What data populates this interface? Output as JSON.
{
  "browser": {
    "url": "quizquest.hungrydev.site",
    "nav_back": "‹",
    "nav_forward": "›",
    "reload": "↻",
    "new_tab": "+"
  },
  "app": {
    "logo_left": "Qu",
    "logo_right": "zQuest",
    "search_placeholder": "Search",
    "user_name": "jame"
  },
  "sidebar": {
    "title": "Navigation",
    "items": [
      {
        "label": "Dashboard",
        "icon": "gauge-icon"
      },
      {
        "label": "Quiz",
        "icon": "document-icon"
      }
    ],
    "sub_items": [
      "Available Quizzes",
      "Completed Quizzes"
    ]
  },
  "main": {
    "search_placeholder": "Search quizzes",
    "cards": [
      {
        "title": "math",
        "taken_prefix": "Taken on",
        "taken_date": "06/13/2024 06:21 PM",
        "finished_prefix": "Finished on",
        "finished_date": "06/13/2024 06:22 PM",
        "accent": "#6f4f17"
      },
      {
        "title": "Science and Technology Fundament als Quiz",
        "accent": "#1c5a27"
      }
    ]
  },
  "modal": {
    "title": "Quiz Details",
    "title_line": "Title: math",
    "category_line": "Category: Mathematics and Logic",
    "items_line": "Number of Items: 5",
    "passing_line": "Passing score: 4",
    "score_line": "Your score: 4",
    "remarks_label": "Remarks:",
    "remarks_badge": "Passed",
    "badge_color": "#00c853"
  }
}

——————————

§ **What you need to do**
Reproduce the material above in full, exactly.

§ **Task answer**
What data populates this interface? Output as JSON.
{
  "browser": {
    "url": "quizquest.hungrydev.site",
    "nav_back": "‹",
    "nav_forward": "›",
    "reload": "↻",
    "new_tab": "+"
  },
  "app": {
    "logo_left": "Qu",
    "logo_right": "zQuest",
    "search_placeholder": "Search",
    "user_name": "jame"
  },
  "sidebar": {
    "title": "Navigation",
    "items": [
      {
        "label": "Dashboard",
        "icon": "gauge-icon"
      },
      {
        "label": "Quiz",
        "icon": "document-icon"
      }
    ],
    "sub_items": [
      "Available Quizzes",
      "Completed Quizzes"
    ]
  },
  "main": {
    "search_placeholder": "Search quizzes",
    "cards": [
      {
        "title": "math",
        "taken_prefix": "Taken on",
        "taken_date": "06/13/2024 06:21 PM",
        "finished_prefix": "Finished on",
        "finished_date": "06/13/2024 06:22 PM",
        "accent": "#6f4f17"
      },
      {
        "title": "Science and Technology Fundament als Quiz",
        "accent": "#1c5a27"
      }
    ]
  },
  "modal": {
    "title": "Quiz Details",
    "title_line": "Title: math",
    "category_line": "Category: Mathematics and Logic",
    "items_line": "Number of Items: 5",
    "passing_line": "Passing score: 4",
    "score_line": "Your score: 4",
    "remarks_label": "Remarks:",
    "remarks_badge": "Passed",
    "badge_color": "#00c853"
  }
}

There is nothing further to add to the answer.